*** Block opens ***
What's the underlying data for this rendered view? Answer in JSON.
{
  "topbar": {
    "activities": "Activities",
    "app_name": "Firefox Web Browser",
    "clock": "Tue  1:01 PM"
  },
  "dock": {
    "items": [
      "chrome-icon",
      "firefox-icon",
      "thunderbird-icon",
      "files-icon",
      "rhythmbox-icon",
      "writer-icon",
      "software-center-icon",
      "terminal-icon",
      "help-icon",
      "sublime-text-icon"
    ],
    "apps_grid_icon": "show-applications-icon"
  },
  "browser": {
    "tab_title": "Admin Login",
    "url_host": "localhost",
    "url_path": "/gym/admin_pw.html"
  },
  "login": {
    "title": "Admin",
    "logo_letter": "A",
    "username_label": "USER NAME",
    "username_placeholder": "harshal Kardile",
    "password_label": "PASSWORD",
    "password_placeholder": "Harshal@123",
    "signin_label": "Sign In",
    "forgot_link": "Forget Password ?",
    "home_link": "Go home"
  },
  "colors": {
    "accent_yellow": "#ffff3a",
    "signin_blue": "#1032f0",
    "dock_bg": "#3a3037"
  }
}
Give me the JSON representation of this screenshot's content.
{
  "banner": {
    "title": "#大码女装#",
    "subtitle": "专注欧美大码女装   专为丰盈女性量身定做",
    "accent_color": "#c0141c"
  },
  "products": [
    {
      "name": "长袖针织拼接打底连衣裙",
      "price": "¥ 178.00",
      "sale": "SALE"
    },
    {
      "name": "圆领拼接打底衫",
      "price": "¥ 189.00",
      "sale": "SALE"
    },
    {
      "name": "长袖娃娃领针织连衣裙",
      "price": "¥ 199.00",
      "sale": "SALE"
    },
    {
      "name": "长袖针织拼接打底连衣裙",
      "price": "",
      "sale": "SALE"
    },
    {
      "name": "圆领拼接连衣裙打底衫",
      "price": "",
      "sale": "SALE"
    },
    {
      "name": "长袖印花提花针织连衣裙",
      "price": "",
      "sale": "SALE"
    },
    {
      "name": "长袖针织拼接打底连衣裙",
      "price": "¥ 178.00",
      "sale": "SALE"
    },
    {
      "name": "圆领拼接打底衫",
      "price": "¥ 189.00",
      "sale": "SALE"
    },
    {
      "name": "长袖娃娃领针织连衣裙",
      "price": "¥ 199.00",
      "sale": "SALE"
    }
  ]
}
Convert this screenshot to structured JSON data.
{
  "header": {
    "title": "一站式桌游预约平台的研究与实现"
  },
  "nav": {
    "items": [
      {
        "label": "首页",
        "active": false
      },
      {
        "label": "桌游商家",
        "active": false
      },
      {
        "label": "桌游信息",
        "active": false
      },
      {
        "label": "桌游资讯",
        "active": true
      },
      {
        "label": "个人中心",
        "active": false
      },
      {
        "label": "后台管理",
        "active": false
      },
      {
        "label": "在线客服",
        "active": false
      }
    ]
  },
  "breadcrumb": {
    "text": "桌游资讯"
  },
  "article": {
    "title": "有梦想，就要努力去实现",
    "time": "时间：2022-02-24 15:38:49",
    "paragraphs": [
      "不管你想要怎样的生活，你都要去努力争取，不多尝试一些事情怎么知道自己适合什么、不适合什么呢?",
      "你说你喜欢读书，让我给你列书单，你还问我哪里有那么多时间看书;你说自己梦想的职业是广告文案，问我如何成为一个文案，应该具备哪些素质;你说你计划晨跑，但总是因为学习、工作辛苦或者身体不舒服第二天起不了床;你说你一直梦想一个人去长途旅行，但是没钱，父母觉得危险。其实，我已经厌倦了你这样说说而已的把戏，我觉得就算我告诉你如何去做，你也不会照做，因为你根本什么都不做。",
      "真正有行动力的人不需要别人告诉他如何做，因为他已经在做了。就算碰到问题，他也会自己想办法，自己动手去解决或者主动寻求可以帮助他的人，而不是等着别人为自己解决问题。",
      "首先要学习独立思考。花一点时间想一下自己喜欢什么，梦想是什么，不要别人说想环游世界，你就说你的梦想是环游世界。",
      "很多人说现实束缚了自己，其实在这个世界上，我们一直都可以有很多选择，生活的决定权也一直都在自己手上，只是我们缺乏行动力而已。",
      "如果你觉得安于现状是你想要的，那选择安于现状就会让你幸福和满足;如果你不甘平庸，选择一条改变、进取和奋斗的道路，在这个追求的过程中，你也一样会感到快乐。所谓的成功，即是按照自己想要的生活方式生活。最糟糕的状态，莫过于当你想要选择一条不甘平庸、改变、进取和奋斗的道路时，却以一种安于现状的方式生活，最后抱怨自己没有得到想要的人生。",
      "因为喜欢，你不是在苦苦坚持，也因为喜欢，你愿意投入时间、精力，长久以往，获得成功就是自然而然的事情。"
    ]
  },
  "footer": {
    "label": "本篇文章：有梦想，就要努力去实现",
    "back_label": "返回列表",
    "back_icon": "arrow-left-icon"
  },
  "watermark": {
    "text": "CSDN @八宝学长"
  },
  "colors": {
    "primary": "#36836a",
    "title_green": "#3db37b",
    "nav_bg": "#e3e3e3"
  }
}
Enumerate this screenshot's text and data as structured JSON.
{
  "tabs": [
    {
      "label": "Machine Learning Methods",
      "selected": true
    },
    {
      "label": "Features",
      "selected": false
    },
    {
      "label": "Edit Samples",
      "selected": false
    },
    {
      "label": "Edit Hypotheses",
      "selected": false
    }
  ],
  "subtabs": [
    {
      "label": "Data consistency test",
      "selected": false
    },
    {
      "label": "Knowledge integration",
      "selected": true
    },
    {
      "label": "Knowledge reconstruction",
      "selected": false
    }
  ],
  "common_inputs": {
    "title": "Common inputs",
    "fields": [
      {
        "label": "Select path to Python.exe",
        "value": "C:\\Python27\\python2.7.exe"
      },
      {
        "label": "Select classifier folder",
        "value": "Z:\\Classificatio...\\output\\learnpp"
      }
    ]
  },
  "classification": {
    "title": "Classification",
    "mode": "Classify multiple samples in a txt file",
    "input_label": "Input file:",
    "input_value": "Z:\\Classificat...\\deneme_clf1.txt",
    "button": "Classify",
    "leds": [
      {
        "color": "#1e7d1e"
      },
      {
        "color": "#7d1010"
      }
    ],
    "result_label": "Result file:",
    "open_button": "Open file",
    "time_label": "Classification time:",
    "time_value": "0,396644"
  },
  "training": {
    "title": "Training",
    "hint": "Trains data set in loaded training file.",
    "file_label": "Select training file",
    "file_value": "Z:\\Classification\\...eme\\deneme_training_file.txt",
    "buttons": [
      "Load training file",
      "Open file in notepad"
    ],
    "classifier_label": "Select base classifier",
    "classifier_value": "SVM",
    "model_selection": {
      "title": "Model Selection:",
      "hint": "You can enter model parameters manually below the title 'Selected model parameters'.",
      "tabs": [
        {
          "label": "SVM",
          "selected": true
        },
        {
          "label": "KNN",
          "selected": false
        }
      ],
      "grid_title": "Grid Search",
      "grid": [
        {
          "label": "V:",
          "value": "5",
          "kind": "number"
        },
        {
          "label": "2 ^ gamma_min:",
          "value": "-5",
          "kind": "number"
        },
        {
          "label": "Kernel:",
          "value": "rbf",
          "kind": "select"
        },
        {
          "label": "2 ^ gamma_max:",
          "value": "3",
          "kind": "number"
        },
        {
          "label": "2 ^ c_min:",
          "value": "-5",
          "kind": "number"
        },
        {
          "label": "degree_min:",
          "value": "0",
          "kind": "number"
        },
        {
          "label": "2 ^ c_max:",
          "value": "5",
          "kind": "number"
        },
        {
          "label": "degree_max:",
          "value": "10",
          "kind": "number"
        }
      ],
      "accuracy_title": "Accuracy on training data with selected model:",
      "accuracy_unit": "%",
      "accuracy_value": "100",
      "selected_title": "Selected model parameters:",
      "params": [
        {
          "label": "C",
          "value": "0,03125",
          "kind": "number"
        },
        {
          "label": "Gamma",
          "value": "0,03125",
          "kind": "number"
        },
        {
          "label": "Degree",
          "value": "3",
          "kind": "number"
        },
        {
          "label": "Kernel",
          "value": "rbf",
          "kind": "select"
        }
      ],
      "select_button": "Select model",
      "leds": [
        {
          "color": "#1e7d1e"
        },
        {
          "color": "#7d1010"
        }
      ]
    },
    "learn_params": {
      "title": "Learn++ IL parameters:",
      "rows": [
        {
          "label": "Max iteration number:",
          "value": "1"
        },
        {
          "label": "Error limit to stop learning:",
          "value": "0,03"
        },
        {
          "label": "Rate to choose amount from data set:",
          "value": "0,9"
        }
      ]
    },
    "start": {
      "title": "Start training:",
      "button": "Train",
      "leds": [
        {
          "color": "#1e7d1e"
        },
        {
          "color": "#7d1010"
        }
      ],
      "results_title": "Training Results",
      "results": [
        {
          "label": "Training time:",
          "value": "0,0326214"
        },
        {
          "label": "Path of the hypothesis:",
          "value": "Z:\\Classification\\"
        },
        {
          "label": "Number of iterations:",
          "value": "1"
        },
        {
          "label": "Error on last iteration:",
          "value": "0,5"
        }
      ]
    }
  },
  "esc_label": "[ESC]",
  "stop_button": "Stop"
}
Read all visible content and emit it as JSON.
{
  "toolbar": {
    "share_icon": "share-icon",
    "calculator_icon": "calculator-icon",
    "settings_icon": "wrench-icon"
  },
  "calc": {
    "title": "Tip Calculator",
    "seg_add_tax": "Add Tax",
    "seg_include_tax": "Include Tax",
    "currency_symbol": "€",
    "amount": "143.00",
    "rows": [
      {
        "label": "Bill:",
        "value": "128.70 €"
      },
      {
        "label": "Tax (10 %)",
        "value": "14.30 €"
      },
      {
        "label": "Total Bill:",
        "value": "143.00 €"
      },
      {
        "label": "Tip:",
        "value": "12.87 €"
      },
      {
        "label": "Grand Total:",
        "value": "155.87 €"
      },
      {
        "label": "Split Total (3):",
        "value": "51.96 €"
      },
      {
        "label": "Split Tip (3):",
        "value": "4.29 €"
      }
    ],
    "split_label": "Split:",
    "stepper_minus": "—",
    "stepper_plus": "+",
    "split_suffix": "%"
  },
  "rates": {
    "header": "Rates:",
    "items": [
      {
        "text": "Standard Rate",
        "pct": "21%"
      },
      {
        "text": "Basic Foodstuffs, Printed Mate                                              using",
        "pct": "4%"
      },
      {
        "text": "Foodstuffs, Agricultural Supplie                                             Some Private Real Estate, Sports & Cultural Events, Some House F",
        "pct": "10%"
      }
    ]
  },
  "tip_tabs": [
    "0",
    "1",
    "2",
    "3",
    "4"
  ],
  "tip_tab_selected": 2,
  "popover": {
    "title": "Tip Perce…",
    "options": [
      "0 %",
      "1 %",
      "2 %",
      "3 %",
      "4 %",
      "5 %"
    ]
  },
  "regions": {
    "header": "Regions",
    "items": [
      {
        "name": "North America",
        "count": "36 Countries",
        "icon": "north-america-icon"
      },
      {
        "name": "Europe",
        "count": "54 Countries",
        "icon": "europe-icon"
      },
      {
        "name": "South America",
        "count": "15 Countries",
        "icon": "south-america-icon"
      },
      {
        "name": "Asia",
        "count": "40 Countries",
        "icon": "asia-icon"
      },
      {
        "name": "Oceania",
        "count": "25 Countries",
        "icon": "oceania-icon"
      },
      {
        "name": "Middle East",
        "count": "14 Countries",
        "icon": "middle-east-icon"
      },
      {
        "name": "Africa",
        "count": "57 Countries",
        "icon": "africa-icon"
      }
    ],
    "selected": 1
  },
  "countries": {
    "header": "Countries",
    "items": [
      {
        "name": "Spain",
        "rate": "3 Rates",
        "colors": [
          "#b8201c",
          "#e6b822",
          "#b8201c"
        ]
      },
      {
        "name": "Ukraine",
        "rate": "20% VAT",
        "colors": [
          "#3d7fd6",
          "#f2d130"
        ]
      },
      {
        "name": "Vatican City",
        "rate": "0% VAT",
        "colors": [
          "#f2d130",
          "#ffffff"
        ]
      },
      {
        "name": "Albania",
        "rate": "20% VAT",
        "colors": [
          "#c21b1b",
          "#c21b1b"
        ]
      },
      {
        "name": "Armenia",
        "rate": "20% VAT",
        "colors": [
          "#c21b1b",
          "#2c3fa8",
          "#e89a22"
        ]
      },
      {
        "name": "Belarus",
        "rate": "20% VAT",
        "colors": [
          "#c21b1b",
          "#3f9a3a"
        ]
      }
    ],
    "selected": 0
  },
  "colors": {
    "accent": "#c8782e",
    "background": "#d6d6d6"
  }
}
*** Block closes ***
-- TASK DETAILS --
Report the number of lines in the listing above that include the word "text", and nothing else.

-- EXERCISE RESPONSE --
7